▶ _Exercise goal_: Please copy each line below that contains the word "this".

━━ Available data

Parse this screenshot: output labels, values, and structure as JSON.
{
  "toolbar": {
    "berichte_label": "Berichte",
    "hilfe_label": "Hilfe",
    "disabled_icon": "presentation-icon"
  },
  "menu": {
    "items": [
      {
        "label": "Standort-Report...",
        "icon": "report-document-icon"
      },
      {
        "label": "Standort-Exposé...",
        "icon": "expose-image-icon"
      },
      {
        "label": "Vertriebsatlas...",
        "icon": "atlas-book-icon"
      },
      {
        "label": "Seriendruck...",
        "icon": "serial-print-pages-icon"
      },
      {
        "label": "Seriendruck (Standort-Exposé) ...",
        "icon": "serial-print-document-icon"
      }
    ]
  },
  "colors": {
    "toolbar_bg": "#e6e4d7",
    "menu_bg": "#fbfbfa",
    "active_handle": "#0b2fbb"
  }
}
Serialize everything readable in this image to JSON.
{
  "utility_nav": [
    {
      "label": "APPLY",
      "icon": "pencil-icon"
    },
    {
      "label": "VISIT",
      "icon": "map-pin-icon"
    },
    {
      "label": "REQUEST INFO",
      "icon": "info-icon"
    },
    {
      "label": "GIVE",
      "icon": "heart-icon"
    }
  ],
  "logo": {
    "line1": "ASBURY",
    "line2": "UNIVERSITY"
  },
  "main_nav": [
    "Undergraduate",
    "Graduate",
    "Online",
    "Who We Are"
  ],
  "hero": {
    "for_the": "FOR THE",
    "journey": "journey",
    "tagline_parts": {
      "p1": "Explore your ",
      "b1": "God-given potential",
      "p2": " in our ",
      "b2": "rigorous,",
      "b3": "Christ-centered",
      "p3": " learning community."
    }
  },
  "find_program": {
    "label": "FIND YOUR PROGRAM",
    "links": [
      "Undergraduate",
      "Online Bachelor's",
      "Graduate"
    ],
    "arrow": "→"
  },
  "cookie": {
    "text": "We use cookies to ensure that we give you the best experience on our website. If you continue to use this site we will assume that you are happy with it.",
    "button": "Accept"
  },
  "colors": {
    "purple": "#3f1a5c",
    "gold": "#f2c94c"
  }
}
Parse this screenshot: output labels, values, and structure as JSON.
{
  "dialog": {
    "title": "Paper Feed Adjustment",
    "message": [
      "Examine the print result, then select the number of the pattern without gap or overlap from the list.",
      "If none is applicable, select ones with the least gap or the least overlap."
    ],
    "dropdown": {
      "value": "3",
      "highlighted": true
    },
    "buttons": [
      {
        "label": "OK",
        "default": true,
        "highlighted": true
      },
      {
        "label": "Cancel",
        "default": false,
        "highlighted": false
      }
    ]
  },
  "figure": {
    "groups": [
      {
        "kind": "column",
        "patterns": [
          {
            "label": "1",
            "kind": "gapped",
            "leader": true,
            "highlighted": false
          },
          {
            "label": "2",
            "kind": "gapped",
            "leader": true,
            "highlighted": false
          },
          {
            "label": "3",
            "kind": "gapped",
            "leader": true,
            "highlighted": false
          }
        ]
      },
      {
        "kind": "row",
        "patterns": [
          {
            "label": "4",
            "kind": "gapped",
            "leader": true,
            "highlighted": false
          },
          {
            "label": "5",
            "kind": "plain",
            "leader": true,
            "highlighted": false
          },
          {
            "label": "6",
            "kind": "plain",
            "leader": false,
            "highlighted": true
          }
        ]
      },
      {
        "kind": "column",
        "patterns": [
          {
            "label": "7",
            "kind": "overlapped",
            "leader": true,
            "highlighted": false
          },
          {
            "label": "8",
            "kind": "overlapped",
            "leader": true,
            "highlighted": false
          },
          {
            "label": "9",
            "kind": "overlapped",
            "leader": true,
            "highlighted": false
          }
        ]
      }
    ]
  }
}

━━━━

▶ _Response area_:
Parse this screenshot: output labels, values, and structure as JSON.
Serialize everything readable in this image to JSON.
    "text": "We use cookies to ensure that we give you the best experience on our website. If you continue to use this site we will assume that you are happy with it.",
Parse this screenshot: output labels, values, and structure as JSON.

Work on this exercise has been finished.